This detailed article embodies most of what I enjoy and love about interactive media. I enjoyed forming a deeper understanding of how computers are programmed to “see”, and the article provided a history lesson of some sorts as it detailed the origins of computer vision, and all the fascinating projects which nurtured this concept into the wonderful world of interactive media that we know and continue to develop today.
The first project that showcased the use of computer vision in interactive art was Myron Krueger’s Videoplace, and despite being first conceived in the early 1970s it seems to hold a lot in common with several modern digital art installations that I enjoy and am inspired by. I kept making mental references to the works of American immersive artist, Chris Milk, who creates large interactive installations that require the audience’s interactions. I found it fascinating how I could identify elements of elementary computer vision techniques in Milk’s and other artist’s work. This made me realize that despite the conception of certain computer vision techniques decades ago, much of them pertain and apply to interactive art in modern times. I also considered how there could be endless applications for this kind of creative technology, which could generate revolutionary changes in the fields of education, architecture, media, art, etc.

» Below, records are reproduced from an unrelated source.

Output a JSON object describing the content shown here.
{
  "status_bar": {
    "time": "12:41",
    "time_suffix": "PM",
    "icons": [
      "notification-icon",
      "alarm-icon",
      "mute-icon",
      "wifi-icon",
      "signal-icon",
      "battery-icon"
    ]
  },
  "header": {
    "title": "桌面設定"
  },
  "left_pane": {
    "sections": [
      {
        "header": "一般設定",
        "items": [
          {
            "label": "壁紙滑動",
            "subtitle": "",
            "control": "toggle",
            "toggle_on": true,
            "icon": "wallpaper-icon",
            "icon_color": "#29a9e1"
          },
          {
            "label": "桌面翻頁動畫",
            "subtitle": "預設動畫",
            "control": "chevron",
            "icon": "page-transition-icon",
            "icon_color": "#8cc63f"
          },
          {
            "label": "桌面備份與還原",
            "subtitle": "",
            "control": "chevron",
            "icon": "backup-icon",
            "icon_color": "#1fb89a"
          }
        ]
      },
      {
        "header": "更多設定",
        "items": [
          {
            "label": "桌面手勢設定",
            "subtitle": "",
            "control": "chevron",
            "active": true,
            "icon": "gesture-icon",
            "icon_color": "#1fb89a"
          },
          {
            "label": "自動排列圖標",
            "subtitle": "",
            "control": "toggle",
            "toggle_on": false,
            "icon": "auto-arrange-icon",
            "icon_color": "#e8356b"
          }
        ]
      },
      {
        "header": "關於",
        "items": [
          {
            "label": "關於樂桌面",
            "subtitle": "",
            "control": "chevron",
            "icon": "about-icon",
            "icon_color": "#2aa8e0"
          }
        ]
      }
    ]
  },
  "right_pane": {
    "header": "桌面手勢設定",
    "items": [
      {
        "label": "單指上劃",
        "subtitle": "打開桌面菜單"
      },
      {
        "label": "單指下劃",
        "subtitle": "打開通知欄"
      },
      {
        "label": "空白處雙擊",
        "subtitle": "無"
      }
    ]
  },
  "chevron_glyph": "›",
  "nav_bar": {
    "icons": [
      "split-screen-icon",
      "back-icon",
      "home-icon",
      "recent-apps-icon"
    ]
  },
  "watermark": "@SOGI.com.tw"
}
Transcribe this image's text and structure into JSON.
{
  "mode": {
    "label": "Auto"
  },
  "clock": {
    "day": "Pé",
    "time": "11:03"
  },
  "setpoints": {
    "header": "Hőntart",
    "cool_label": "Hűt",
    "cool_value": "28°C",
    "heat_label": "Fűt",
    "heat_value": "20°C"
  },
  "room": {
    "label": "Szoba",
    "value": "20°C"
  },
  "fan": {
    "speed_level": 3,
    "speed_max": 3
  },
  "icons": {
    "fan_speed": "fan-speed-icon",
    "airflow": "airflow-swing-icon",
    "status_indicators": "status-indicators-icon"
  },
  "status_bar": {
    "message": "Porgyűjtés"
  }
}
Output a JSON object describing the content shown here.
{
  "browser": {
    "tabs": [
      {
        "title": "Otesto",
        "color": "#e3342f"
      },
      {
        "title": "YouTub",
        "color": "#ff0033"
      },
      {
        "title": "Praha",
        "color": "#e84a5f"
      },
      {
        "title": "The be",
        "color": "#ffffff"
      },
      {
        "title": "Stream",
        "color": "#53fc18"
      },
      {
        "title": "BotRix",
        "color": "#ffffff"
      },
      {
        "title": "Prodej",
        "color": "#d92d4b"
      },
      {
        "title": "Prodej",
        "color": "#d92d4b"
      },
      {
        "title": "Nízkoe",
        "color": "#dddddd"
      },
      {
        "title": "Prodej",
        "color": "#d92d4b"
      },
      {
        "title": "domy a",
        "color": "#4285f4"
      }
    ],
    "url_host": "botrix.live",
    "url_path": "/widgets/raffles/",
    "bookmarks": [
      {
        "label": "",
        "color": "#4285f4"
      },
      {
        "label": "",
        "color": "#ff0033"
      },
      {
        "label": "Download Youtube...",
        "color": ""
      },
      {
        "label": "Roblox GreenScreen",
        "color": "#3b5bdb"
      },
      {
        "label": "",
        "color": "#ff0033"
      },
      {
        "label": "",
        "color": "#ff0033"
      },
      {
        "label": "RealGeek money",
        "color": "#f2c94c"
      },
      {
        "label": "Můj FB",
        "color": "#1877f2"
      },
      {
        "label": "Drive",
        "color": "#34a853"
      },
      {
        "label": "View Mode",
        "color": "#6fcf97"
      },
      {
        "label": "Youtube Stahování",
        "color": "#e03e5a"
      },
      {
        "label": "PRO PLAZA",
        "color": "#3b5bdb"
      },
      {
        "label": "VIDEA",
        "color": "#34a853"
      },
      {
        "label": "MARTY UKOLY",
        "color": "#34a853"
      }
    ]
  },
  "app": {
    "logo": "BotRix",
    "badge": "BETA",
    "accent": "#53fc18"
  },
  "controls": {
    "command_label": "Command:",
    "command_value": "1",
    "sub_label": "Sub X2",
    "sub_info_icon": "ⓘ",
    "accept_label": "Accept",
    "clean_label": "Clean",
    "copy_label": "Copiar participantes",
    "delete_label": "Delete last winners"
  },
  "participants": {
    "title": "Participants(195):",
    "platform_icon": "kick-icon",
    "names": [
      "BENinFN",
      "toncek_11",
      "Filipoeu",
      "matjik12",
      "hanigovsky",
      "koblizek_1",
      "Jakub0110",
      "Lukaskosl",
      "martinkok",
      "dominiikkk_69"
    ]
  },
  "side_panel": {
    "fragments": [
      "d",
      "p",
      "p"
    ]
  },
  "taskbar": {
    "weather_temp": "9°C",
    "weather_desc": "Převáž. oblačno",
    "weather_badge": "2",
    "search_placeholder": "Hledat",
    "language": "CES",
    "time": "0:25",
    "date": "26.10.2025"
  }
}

Furthermore, I noticed how prior to reading this article I was starting to consider how to operate elements of motion and presence detection for my project, since I intended to use a Kinect to detect body movements and mimic them through colors and patterns.